[Source data — start]

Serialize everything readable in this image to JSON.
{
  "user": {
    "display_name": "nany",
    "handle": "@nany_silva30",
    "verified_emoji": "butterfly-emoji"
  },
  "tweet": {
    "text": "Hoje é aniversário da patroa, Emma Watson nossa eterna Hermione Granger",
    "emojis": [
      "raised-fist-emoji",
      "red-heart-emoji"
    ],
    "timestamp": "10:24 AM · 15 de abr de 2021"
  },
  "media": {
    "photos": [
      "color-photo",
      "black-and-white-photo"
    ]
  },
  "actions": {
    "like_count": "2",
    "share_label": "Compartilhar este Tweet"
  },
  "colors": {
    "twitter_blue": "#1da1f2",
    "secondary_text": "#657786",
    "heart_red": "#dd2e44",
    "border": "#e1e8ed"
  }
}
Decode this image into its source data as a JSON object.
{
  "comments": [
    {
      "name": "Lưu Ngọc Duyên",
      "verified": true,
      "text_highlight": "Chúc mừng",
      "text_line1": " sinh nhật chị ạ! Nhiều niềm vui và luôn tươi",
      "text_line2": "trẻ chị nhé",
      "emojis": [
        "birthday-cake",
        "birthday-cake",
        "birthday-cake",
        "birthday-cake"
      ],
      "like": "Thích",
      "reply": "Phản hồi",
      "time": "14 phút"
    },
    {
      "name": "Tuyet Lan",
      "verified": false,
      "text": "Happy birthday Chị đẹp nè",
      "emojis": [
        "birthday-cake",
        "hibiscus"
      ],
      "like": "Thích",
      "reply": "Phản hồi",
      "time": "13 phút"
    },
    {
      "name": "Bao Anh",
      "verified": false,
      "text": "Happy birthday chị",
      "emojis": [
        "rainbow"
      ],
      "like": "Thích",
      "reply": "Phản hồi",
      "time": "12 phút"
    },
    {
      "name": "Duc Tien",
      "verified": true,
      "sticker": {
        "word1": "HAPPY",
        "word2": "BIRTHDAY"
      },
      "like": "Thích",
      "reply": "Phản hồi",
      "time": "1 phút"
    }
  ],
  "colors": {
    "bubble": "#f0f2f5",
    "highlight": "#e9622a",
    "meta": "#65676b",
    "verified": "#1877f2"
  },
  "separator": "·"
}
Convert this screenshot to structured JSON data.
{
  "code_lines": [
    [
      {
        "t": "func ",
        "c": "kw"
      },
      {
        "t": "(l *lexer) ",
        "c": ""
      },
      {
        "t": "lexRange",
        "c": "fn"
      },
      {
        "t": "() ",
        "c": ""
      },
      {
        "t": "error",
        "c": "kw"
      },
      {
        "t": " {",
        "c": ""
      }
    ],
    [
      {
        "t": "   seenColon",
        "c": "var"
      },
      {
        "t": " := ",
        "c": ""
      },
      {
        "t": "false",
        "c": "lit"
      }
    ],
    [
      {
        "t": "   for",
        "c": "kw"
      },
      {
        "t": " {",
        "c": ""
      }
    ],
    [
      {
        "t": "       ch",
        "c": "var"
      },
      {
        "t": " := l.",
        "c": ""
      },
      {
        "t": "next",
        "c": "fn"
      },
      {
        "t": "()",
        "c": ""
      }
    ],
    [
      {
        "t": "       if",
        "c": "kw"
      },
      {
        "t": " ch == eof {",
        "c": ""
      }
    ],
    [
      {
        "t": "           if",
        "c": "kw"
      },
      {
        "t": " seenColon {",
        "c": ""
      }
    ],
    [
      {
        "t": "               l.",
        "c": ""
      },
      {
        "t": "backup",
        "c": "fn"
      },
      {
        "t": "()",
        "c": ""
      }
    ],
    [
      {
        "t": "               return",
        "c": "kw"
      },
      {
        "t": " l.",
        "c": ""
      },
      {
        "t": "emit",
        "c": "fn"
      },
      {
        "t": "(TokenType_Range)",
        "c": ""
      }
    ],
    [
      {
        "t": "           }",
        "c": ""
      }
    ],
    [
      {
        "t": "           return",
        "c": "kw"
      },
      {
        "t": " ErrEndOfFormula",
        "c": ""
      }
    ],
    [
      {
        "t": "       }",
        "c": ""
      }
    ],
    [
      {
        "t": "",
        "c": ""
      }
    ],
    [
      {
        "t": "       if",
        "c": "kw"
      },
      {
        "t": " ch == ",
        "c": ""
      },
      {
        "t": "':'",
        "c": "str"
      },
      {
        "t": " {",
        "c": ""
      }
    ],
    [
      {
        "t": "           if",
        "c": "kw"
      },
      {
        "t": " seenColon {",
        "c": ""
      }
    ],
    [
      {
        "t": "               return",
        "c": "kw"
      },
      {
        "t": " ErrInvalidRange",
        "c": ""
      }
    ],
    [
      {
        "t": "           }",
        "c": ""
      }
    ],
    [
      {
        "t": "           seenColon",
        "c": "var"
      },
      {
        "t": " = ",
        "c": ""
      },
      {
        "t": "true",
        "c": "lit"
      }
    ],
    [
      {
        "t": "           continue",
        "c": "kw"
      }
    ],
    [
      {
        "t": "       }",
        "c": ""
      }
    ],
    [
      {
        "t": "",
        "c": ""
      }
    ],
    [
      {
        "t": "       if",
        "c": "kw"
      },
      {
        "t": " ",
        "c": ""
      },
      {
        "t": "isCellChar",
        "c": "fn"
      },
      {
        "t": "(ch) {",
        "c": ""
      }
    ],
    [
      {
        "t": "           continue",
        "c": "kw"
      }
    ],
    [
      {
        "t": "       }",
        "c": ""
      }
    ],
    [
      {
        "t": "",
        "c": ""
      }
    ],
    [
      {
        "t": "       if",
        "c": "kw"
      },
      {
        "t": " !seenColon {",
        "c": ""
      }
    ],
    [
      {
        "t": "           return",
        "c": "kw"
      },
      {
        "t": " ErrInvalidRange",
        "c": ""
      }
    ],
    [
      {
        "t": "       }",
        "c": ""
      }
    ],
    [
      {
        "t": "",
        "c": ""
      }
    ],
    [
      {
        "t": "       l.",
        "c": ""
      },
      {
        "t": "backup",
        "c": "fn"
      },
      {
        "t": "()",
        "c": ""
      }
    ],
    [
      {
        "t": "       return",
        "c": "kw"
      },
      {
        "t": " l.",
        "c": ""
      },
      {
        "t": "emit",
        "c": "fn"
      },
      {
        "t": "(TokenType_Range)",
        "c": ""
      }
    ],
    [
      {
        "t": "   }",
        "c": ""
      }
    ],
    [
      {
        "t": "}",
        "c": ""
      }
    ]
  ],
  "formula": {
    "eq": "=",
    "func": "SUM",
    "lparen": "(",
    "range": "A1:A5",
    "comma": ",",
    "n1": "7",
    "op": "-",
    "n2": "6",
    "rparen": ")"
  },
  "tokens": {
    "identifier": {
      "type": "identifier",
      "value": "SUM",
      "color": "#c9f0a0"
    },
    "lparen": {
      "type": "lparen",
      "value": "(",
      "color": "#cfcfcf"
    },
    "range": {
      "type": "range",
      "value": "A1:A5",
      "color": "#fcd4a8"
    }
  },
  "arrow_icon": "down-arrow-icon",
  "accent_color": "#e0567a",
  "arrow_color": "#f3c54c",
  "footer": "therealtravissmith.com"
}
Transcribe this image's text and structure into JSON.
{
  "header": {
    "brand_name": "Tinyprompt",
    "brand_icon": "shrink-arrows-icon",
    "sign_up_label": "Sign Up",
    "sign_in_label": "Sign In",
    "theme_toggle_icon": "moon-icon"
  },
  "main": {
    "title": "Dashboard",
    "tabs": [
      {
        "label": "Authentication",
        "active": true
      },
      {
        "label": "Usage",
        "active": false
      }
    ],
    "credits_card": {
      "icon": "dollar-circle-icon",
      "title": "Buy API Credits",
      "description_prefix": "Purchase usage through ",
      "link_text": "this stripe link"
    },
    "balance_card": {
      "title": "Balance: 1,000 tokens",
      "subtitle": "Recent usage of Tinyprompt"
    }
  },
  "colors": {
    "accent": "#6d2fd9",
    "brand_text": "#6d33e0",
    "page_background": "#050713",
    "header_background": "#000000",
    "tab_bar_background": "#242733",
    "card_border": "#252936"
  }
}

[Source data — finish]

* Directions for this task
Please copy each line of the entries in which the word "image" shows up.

* Written solution
Serialize everything readable in this image to JSON.
Decode this image into its source data as a JSON object.
Transcribe this image's text and structure into JSON.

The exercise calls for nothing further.